Please return all lines from the records below that include the string "content".

[DATA TO EXAMINE]

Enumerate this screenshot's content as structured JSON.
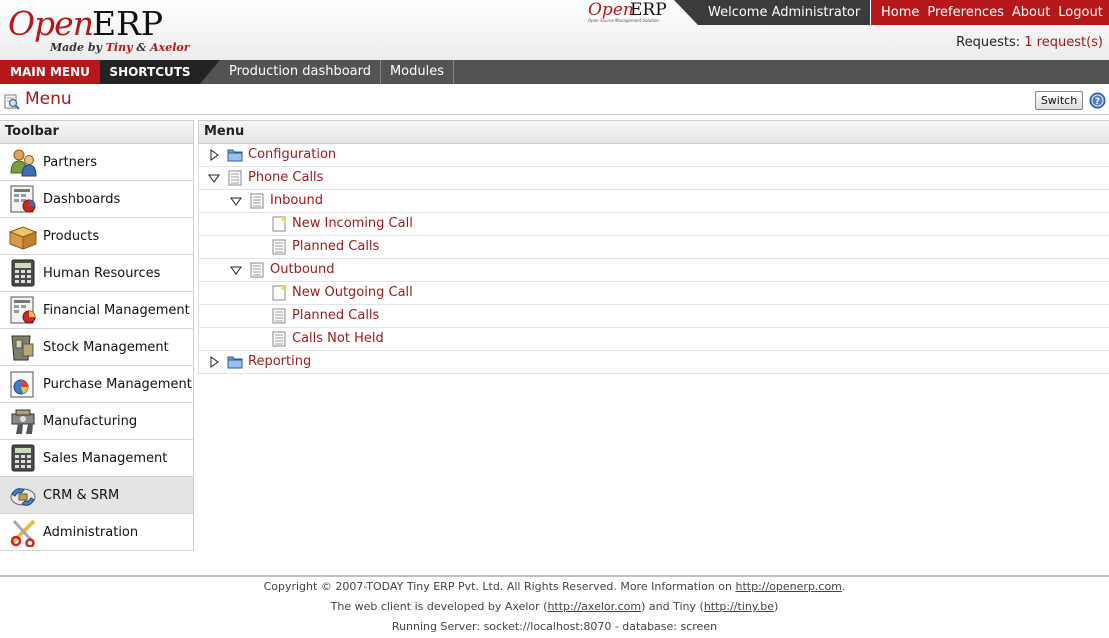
{
  "header": {
    "logo_open": "Open",
    "logo_erp": "ERP",
    "logo_tagline_prefix": "Made by ",
    "logo_tagline_tiny": "Tiny",
    "logo_tagline_amp": " & ",
    "logo_tagline_axelor": "Axelor",
    "small_logo_open": "Open",
    "small_logo_erp": "ERP",
    "small_logo_sub": "Open Source Management Solution",
    "welcome": "Welcome Administrator",
    "links": [
      "Home",
      "Preferences",
      "About",
      "Logout"
    ],
    "requests_label": "Requests:",
    "requests_link": "1 request(s)"
  },
  "nav": {
    "main_menu": "MAIN MENU",
    "shortcuts": "SHORTCUTS",
    "shortcut_items": [
      "Production dashboard",
      "Modules"
    ]
  },
  "page": {
    "title": "Menu",
    "switch_label": "Switch"
  },
  "toolbar": {
    "heading": "Toolbar",
    "items": [
      {
        "label": "Partners",
        "icon": "partners-icon"
      },
      {
        "label": "Dashboards",
        "icon": "dashboards-icon"
      },
      {
        "label": "Products",
        "icon": "products-icon"
      },
      {
        "label": "Human Resources",
        "icon": "human-resources-icon"
      },
      {
        "label": "Financial Management",
        "icon": "financial-management-icon"
      },
      {
        "label": "Stock Management",
        "icon": "stock-management-icon"
      },
      {
        "label": "Purchase Management",
        "icon": "purchase-management-icon"
      },
      {
        "label": "Manufacturing",
        "icon": "manufacturing-icon"
      },
      {
        "label": "Sales Management",
        "icon": "sales-management-icon"
      },
      {
        "label": "CRM & SRM",
        "icon": "crm-srm-icon",
        "active": true
      },
      {
        "label": "Administration",
        "icon": "administration-icon"
      }
    ]
  },
  "menu": {
    "heading": "Menu",
    "rows": [
      {
        "label": "Configuration",
        "level": 0,
        "expander": "collapsed",
        "icon": "folder"
      },
      {
        "label": "Phone Calls",
        "level": 0,
        "expander": "expanded",
        "icon": "list"
      },
      {
        "label": "Inbound",
        "level": 1,
        "expander": "expanded",
        "icon": "list"
      },
      {
        "label": "New Incoming Call",
        "level": 2,
        "expander": "none",
        "icon": "form"
      },
      {
        "label": "Planned Calls",
        "level": 2,
        "expander": "none",
        "icon": "list"
      },
      {
        "label": "Outbound",
        "level": 1,
        "expander": "expanded",
        "icon": "list"
      },
      {
        "label": "New Outgoing Call",
        "level": 2,
        "expander": "none",
        "icon": "form"
      },
      {
        "label": "Planned Calls",
        "level": 2,
        "expander": "none",
        "icon": "list"
      },
      {
        "label": "Calls Not Held",
        "level": 2,
        "expander": "none",
        "icon": "list"
      },
      {
        "label": "Reporting",
        "level": 0,
        "expander": "collapsed",
        "icon": "folder"
      }
    ]
  },
  "footer": {
    "line1_text": "Copyright © 2007-TODAY Tiny ERP Pvt. Ltd. All Rights Reserved. More Information on ",
    "line1_link": "http://openerp.com",
    "line1_end": ".",
    "line2_text_a": "The web client is developed by Axelor (",
    "line2_link_a": "http://axelor.com",
    "line2_text_b": ") and Tiny (",
    "line2_link_b": "http://tiny.be",
    "line2_text_c": ")",
    "line3": "Running Server: socket://localhost:8070 - database: screen"
  },
  "colors": {
    "brand_red": "#b5181b",
    "link_red": "#9b1a1a",
    "dark_bar": "#3b3b3b",
    "nav_gray": "#535353"
  }
}
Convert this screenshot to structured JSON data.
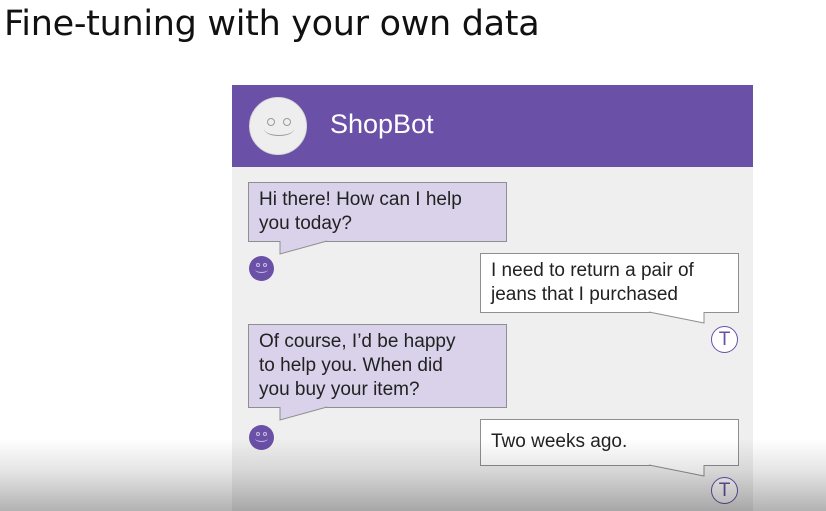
{
  "slide": {
    "title": "Fine-tuning with your own data"
  },
  "chat": {
    "bot_name": "ShopBot",
    "header_color": "#6a50a7",
    "bot_bubble_color": "#d9d2ea",
    "user_avatar_letter": "T",
    "messages": [
      {
        "sender": "bot",
        "text": "Hi there! How can I help\nyou today?"
      },
      {
        "sender": "user",
        "text": "I need to return a pair of\njeans that I purchased"
      },
      {
        "sender": "bot",
        "text": "Of course, I’d be happy\nto help you. When did\nyou buy your item?"
      },
      {
        "sender": "user",
        "text": "Two weeks ago."
      }
    ],
    "icons": {
      "header_avatar": "smiley-face-icon",
      "bot_avatar": "smiley-face-icon",
      "user_avatar": "letter-avatar-icon"
    }
  }
}
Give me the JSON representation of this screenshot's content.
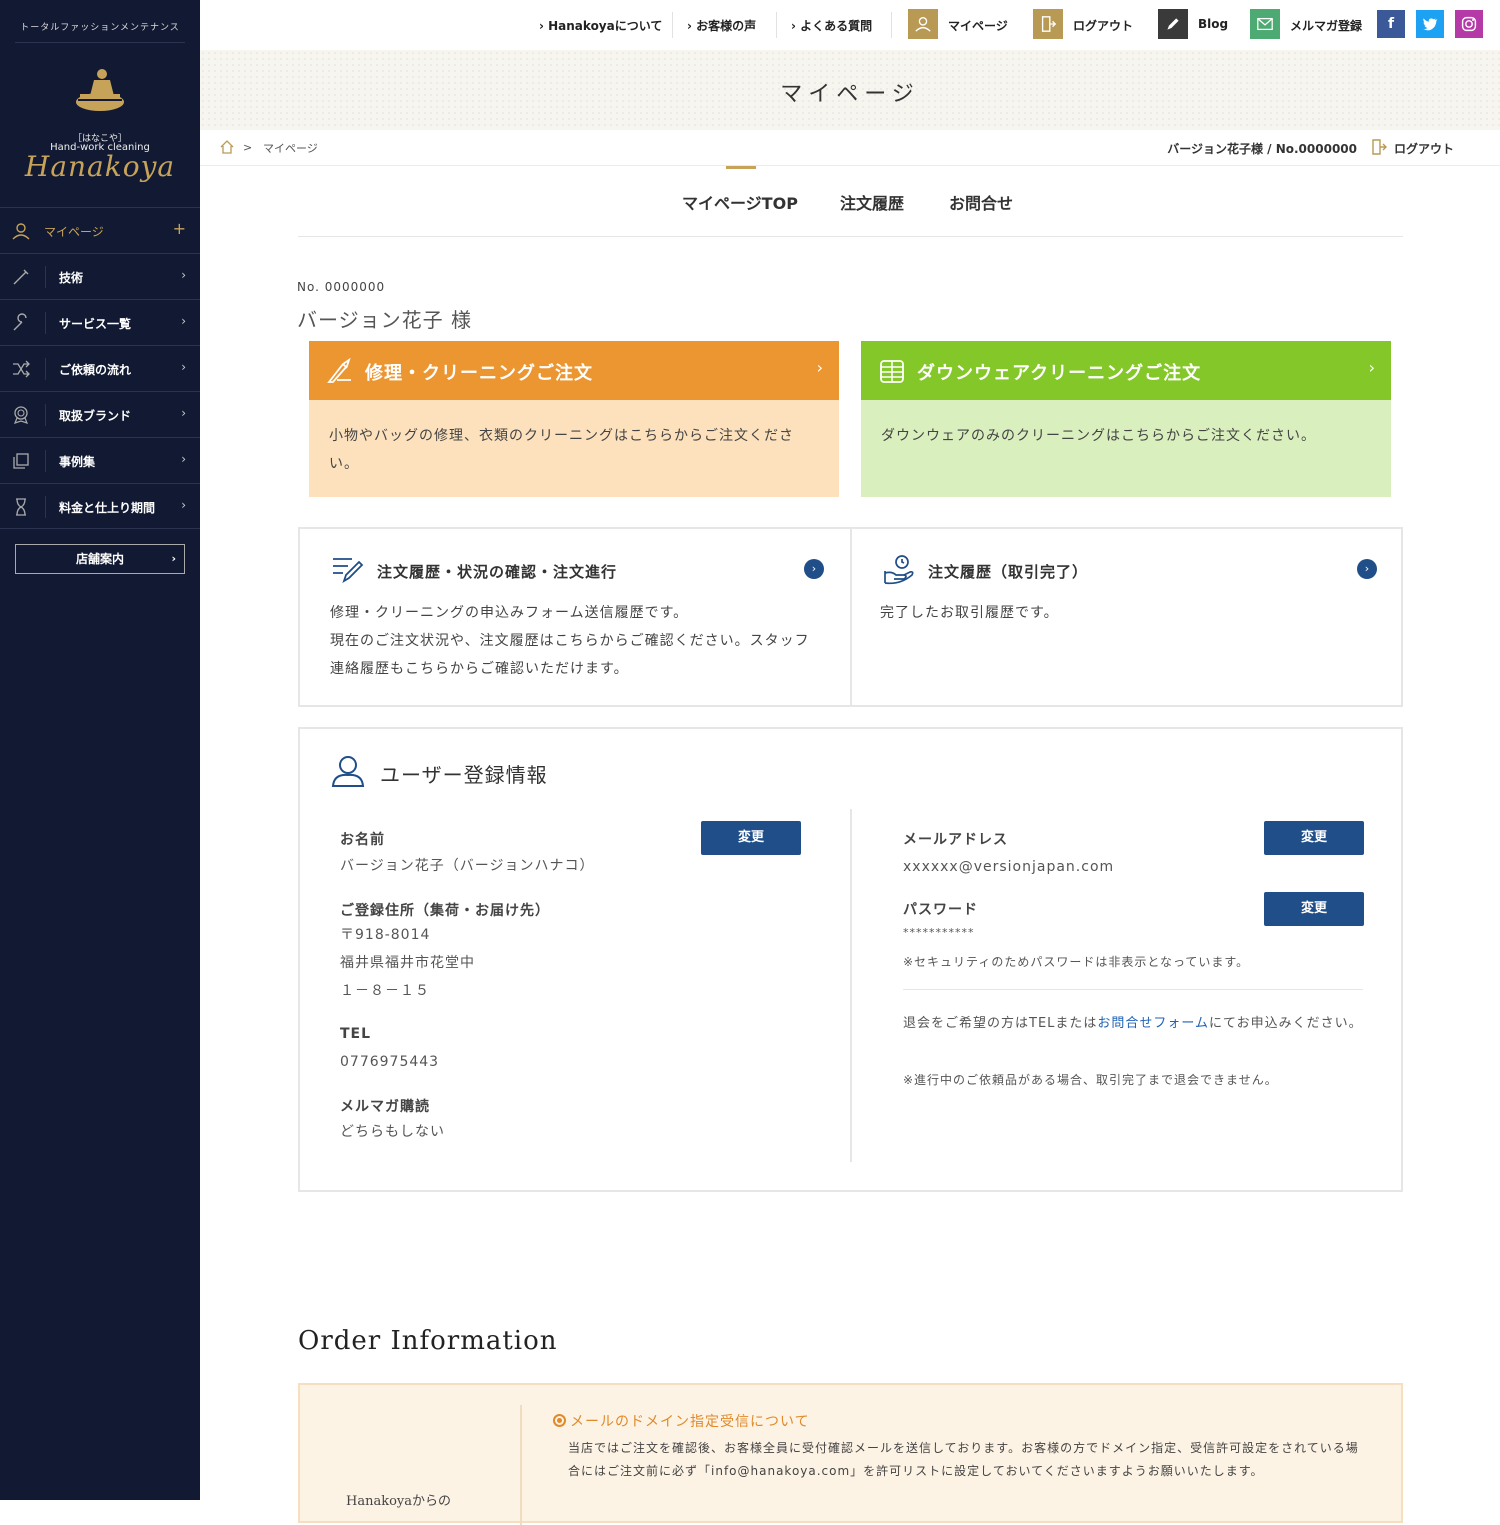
{
  "sidebar": {
    "tagline": "トータルファッションメンテナンス",
    "logo_sub": "［はなこや］",
    "logo_sub2": "Hand-work cleaning",
    "logo_text": "Hanakoya",
    "nav": [
      {
        "label": "マイページ",
        "icon": "user-icon",
        "arrow": "+"
      },
      {
        "label": "技術",
        "icon": "brush-icon",
        "arrow": "›"
      },
      {
        "label": "サービス一覧",
        "icon": "wrench-icon",
        "arrow": "›"
      },
      {
        "label": "ご依頼の流れ",
        "icon": "shuffle-icon",
        "arrow": "›"
      },
      {
        "label": "取扱ブランド",
        "icon": "badge-icon",
        "arrow": "›"
      },
      {
        "label": "事例集",
        "icon": "copy-icon",
        "arrow": "›"
      },
      {
        "label": "料金と仕上り期間",
        "icon": "hourglass-icon",
        "arrow": "›"
      }
    ],
    "store_label": "店舗案内",
    "store_arrow": "›"
  },
  "topbar": {
    "links": [
      "Hanakoyaについて",
      "お客様の声",
      "よくある質問"
    ],
    "mypage": "マイページ",
    "logout": "ログアウト",
    "blog": "Blog",
    "mail": "メルマガ登録",
    "facebook": "f",
    "colors": {
      "gold": "#b99a55",
      "blog": "#3a3a3a",
      "mail": "#4caa72",
      "facebook": "#3b5998",
      "twitter": "#1da1f2",
      "instagram": "#b53aa8"
    }
  },
  "hero": {
    "title": "マイページ"
  },
  "breadcrumb": {
    "separator": ">",
    "current": "マイページ",
    "user": "バージョン花子様 / No.0000000",
    "logout": "ログアウト"
  },
  "tabs": [
    "マイページTOP",
    "注文履歴",
    "お問合せ"
  ],
  "member": {
    "number": "No. 0000000",
    "name": "バージョン花子 様"
  },
  "orders": [
    {
      "title": "修理・クリーニングご注文",
      "body": "小物やバッグの修理、衣類のクリーニングはこちらからご注文ください。",
      "color": "#ec9632"
    },
    {
      "title": "ダウンウェアクリーニングご注文",
      "body": "ダウンウェアのみのクリーニングはこちらからご注文ください。",
      "color": "#84c728"
    }
  ],
  "history": [
    {
      "title": "注文履歴・状況の確認・注文進行",
      "line1": "修理・クリーニングの申込みフォーム送信履歴です。",
      "line2": "現在のご注文状況や、注文履歴はこちらからご確認ください。スタッフ連絡履歴もこちらからご確認いただけます。"
    },
    {
      "title": "注文履歴（取引完了）",
      "line1": "完了したお取引履歴です。"
    }
  ],
  "registration": {
    "title": "ユーザー登録情報",
    "change_label": "変更",
    "name_label": "お名前",
    "name_value": "バージョン花子（バージョンハナコ）",
    "address_label": "ご登録住所（集荷・お届け先）",
    "postal": "〒918-8014",
    "address1": "福井県福井市花堂中",
    "address2": "１－８－１５",
    "tel_label": "TEL",
    "tel_value": "0776975443",
    "newsletter_label": "メルマガ購読",
    "newsletter_value": "どちらもしない",
    "email_label": "メールアドレス",
    "email_value": "xxxxxx@versionjapan.com",
    "password_label": "パスワード",
    "password_value": "***********",
    "password_note": "※セキュリティのためパスワードは非表示となっています。",
    "withdraw_pre": "退会をご希望の方はTELまたは",
    "withdraw_link": "お問合せフォーム",
    "withdraw_post": "にてお申込みください。",
    "withdraw_note": "※進行中のご依頼品がある場合、取引完了まで退会できません。"
  },
  "order_info": {
    "title": "Order Information",
    "left_label": "Hanakoyaからの",
    "notice_title": "メールのドメイン指定受信について",
    "notice_body": "当店ではご注文を確認後、お客様全員に受付確認メールを送信しております。お客様の方でドメイン指定、受信許可設定をされている場合にはご注文前に必ず「info@hanakoya.com」を許可リストに設定しておいてくださいますようお願いいたします。"
  }
}
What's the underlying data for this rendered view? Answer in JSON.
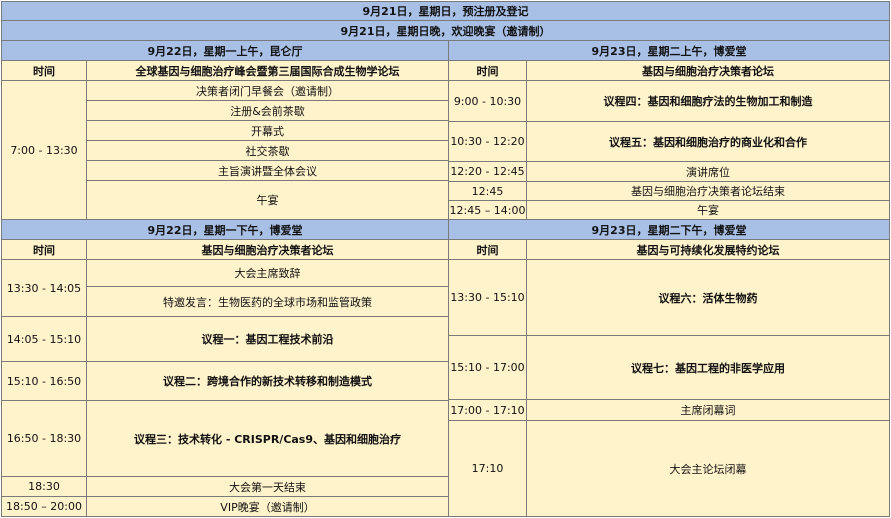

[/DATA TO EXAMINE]

(ANSWER SPACE):
Enumerate this screenshot's content as structured JSON.
Give me the JSON representation of this screenshot's content.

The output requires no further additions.